UFC on Fox 7 provided everything a fan, or journalist, could want. There were knockouts galore, an underdog story in Thompson vs. Diaz, a young prospect against a veteran in Mir vs. Cormier and a controversial decision in the title match between Melendez and Henderson.
Let's jump right in to the analysis with a look at Mir vs. Cormier.
Daniel Cormier's Dirty Boxing
Most had the feeling when this fight was signed it was something of an easy match for Daniel Cormier. Historically, Mir has struggled with strong top players once he has exhausted himself with his submission attempts—hence his being picked for the UFC debut of Brock Lesnar. While the initial Lesnar-Mir match showed what an excellent opportunist Mir is, outside of the few seconds of his offense it went exactly as a great wrestler against a jiu-jitsu player with no inclination to return to his feet should.
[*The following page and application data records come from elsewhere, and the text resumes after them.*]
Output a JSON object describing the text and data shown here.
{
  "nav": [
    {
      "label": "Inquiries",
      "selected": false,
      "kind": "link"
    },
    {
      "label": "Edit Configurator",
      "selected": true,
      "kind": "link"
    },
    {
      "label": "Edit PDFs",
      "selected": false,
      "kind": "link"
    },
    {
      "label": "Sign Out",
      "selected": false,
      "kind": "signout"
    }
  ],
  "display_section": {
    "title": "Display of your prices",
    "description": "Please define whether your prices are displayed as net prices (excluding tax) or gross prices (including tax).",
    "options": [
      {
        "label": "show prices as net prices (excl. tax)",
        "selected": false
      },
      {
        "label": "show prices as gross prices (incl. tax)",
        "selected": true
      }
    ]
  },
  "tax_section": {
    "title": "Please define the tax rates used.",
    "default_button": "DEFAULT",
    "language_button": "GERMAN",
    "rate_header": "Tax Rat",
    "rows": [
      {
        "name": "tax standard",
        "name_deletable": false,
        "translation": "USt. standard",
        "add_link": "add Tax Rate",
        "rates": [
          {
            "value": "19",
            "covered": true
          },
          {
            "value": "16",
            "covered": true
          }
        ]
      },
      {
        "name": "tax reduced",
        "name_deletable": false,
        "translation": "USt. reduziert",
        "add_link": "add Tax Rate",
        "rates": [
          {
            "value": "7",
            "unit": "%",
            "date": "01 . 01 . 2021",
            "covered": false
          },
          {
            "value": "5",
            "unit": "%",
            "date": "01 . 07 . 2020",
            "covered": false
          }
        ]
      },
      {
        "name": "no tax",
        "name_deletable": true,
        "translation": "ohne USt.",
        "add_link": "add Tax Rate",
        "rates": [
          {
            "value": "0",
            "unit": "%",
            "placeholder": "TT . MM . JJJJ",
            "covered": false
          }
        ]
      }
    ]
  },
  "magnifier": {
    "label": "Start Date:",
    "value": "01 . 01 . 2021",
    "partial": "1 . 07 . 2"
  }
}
Cormier surprised many by not attempting any takedowns throughout the fight and instead used his wrestling to move Mir to the fence—where he opened up with punches and beautiful clinching knees. I have a strong affection for the dirty boxing style because of the efficacy of the strikes which are landed through its use, but the crowd was not always on Cormier's side.
Holding a man of Mir's size—even though his wrestling has never been great—against the fence takes a great deal of effort even for an elite wrestler like Cormier, and he was unable to work with the fervor that defined Randy Couture's best performances. It was, however, far from a snoozer (which some of Couture's worst performances certainly were).
Cormier continually looked to take an underhook and hike it up, exposing Mir's ribs on that side. A hard knee strike in the ribs will do a lot more damage than one to a tensed or even flabby abdomen.
He often got away with resting his underhooking hand on the top of the cage to hold Mir in position, a cheeky but savvy move on Cormier's part.
Mir was immediately able to recognize the issue and began trying to free his arms whenever underhooked. As soon as Cormier felt Mir's arms come inside, he would push off and throw a nice combination with his hands.
The brief stints out in the open just showed Cormier to be the faster fighter of the two. Mir hasn't always been slow on the feet, but his attempts seem to have slowed him down severely. With the exception of Antonio Rodrigo Nogueira I am hard pressed to think of a fighter who is so fast on the ground but so slow on the feet.
This was not Cormier's best performance, neither was it Mir's worst—this was entertaining but certainly not a crowd pleaser.
Nate Diaz vs. Josh Thompson
Nobody saw this one coming. I doubt even Thompson's own family would have pegged him to knock out the granite-jawed and iron-willed Nate Diaz.
The view which I have expressed numerous times through articles is that the Diaz brothers would eventually get stopped on the feet if they hang around the sport long enough. They simply get hit too much, but letting your strategy hinge around being the first person to stop them is a great way to have a bad night. Donald Cerrone, Marcus Davis and numerous others can testify to that.
I have been talking about it for some time now but fighters are finally starting to pick up on the glaring holes in the Diaz game—complete absence of the ability to cut off the cage and an inability to deal with low kicks.
Where the Diaz brothers walk straight after an opponent in a narrow stance—a fighter who is looking to cut off the ring will square up slightly and look to get between his opponent and the direction which they are looking to move. Using strikes from the side to which the opponent is moving is the best way to herd an opponent towards the fence.
Thompson switched stances constantly, fighting instead out of a squared stance as he side-stepped around the ring. This method of not using a stance at all until engaging was used through over 200 fights by the legendary boxer, Willie Pep.
Attacking with low kicks, Thompson would clinch Diaz any time he got close, and spin him onto the fence. From here Thompson would use knees and short elbows before breaking away and getting on his bike again.
Early in the first round Thompson connected two kicks to Diaz's head as Diaz continued to drop his hands in reaction to the low kicks. While Diaz was able to stay on his feet after these blows, taking two head kicks without adjustment is not a good sign.
In the second round Thompson crouched slightly and came up with another high kick, putting Diaz on rubber legs and clipped him with a right hand to put him on the floor. From here Thompson pounded the Stockton representative out.
There's not much more to say about the finishing technique—fake low, kick high, it's the oldest technique in the book but it keeps working.
Thompson has always shown a willingness to try exciting things on the feet—his jumping kicks against K.J. Noons in an otherwise boring match showed that, and he certainly made Gilbert Melendez work—but this is just about the most disciplined and intelligent Thompson we have seen on the feet. He was happy to punch Diaz when Diaz chased him, but he never pushed his luck.
Thompson's use of the full cage, low kicks and tie ups set up the knock out, the flashy head kick simply secured it.